National Curriculum Key Stage 2 tests taken by 10- and 11-year-old children in England to assess progress in English and Mathematics do not seem to affect children’s wellbeing, according to new UCL-led research.
The peer-reviewed study, published today in Assessment in Education, analysed data from around 2,500 children who live in England (where the KS2 tests are conducted) and in Northern Ireland, Scotland and Wales (where the tests do not take place) and are all participants of the Millennium Cohort Study (MCS).
The study found there was little difference in the wellbeing and happiness levels reported by the children regardless of where they lived and whether they took the KS2 tests or not. Additionally, among those who did sit the tests, there was no significant change in how they felt about themselves, their school or their family life in the weeks preceding and following the tests.
Study author Professor John Jerrim (UCL Social Research Institute) explained: “There is growing concern about the mental wellbeing of young people, including how this is related to national tests at school. However, the study found that happiness and wellbeing levels among children in England and the rest of the UK were very similar to one another and often overlapped.
“The research also found there was little evidence to changes in wellbeing around the time of Key Stage 2 tests, or that children in England become happier—either in general or about school—once these tests are over. Equally, there was no evidence to show that pupils who were happier or more self-confident in the build-up to the tests achieved higher scores.
“Taken together, these findings provide an important counter to conventional narratives about how the Key Stage 2 tests can have serious negative impacts upon children’s wellbeing.”
Children were asked a series of questions on how they felt about themselves and their lives in the lead up to and weeks following the Key Stage 2 tests. For example, 24% of school children in England said they felt unhappy about their schoolwork prior to the tests and this figure was 28% for children in the rest of the UK. This figure did not significantly increase or decrease in the weeks prior to and after testing.
The study highlights that Key Stage 2 tests are considered “high-stakes” for schools whose results get published in school league tables. However, they are not necessarily “high-stakes” indicators for pupils. For example, no educational decisions about the secondary school a child will attend or the subjects they might study depend on achieving certain scores in Key Stage 2 tests.
The author notes that as with every study there are limitations. The study uses MCS data from 2012 and although it is unlikely to undermine the key findings, several reforms have been made to national assessments so stronger effects on pupil wellbeing could be found if the importance attached to these tests has increased.
Professor Jerrim added: “When we turn to education policy in England what do these results mean? Given what we found, there does not seem to be strong enough evidence to support Key Stage 2 tests to be scrapped on wellbeing grounds.
“The tests play a fundamental role feeding into school accountability metrics and our findings suggest they should continue in their current form for the foreseeable future.

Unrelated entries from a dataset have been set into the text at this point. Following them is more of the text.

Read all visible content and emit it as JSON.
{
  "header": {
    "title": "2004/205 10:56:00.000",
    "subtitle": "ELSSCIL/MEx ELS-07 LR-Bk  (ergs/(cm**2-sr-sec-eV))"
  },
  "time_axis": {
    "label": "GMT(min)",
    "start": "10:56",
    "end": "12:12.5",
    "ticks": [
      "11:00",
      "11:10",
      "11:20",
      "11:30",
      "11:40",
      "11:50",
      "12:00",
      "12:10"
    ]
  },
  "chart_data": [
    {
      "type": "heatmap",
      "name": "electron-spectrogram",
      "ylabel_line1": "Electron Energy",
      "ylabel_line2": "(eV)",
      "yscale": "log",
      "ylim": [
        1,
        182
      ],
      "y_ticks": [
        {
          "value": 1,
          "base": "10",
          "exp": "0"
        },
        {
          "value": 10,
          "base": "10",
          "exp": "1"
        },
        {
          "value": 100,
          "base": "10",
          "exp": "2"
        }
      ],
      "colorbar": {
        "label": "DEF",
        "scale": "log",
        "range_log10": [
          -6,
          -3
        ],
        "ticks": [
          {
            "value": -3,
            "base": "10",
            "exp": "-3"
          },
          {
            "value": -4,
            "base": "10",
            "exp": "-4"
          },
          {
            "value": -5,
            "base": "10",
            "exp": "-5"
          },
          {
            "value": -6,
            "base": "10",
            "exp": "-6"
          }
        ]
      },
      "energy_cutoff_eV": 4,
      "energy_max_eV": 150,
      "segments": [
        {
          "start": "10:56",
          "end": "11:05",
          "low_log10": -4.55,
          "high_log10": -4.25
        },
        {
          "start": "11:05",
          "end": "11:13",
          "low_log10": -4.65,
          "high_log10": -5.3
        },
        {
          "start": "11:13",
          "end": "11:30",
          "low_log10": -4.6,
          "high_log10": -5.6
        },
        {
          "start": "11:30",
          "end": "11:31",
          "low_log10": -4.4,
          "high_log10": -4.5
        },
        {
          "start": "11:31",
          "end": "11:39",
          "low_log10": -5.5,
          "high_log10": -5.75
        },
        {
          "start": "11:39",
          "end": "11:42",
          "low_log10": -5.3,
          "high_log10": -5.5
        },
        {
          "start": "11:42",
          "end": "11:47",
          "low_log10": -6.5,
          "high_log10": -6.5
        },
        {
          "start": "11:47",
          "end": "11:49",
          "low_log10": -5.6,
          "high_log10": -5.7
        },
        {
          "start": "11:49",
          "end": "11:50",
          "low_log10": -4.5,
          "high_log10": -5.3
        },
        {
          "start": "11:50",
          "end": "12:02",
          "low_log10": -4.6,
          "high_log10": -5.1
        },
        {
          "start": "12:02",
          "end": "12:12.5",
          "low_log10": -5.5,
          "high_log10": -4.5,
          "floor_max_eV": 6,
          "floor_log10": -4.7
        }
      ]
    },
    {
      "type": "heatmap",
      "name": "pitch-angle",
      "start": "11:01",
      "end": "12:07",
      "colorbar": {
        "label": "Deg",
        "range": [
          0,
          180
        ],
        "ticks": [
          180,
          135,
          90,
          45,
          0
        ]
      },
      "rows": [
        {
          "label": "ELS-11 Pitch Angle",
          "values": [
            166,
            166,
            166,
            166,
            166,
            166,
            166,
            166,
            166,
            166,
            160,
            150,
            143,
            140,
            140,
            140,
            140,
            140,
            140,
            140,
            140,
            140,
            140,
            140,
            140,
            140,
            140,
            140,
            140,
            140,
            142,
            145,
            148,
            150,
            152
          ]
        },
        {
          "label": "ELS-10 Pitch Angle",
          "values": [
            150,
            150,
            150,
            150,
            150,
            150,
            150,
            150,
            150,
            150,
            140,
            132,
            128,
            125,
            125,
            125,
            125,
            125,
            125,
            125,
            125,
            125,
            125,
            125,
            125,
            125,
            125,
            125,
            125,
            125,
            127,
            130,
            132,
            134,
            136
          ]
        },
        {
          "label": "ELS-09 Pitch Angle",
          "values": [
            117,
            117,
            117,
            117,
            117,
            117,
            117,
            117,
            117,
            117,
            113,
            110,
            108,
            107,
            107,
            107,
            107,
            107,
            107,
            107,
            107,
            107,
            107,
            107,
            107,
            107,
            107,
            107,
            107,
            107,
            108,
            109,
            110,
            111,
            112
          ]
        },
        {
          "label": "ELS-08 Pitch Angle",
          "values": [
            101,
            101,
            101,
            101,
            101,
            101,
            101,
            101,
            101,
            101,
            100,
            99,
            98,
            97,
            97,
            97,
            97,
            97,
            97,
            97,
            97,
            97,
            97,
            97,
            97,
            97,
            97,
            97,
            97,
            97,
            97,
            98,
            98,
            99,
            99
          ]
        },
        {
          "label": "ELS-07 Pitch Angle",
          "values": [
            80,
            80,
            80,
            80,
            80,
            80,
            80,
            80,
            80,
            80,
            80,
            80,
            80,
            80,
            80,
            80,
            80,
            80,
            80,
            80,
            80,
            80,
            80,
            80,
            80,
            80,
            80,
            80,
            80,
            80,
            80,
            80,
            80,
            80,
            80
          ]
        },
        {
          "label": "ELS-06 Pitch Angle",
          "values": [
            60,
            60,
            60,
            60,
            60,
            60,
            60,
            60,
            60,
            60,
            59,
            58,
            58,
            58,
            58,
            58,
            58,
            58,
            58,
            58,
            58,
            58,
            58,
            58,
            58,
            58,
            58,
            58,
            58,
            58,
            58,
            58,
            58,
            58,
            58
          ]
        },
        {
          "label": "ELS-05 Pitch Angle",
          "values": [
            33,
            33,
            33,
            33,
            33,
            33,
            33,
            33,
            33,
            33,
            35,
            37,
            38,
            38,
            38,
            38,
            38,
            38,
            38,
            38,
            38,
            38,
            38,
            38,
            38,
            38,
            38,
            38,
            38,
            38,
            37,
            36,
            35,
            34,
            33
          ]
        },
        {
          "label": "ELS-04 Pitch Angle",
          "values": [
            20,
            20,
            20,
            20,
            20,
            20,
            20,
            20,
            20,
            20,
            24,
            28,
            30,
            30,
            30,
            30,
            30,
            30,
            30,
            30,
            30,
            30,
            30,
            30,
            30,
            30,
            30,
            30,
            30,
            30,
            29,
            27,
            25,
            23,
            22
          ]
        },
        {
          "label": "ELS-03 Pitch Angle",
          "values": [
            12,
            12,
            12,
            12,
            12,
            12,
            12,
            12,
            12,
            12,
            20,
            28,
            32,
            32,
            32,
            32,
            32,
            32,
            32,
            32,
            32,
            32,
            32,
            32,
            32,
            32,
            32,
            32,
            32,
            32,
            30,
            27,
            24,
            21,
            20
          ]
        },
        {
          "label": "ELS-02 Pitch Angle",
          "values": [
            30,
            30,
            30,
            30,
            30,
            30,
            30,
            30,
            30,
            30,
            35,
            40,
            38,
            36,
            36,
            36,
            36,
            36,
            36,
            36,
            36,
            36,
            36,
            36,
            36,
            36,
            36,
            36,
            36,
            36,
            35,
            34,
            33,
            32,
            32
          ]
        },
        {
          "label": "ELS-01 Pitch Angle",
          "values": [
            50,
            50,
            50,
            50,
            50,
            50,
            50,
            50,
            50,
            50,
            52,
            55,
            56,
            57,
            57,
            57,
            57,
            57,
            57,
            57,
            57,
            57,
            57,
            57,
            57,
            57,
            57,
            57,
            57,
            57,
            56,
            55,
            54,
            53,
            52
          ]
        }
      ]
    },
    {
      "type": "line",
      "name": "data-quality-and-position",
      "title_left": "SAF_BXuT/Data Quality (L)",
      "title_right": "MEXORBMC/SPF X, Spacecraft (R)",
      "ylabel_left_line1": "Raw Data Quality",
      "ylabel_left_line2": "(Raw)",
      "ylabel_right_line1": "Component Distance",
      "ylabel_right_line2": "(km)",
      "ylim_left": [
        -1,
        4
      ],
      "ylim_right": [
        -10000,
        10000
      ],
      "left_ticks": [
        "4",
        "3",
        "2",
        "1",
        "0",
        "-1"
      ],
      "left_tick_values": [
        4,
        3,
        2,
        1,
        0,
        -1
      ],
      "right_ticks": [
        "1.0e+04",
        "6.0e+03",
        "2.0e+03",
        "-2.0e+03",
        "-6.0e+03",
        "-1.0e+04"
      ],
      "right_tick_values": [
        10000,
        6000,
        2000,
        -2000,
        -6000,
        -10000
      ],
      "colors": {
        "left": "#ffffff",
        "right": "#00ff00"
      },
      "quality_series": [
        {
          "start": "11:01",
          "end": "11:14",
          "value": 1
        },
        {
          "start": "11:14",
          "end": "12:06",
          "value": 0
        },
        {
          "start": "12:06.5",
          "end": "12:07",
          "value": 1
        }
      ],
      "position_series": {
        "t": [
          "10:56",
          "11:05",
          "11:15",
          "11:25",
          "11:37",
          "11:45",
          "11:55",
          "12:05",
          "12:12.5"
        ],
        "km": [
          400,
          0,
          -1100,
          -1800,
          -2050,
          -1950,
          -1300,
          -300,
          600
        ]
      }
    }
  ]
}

We need more high-quality research to better understand both the positive and negative effects these tests have on young people, especially in light of the challenges teachers and pupils have faced throughout the pandemic.”
More information: John Jerrim, National tests and the wellbeing of primary school pupils: new evidence from the UK, Assessment in Education: Principles, Policy & Practice (2021). DOI: 10.1080/0969594X.2021.1929829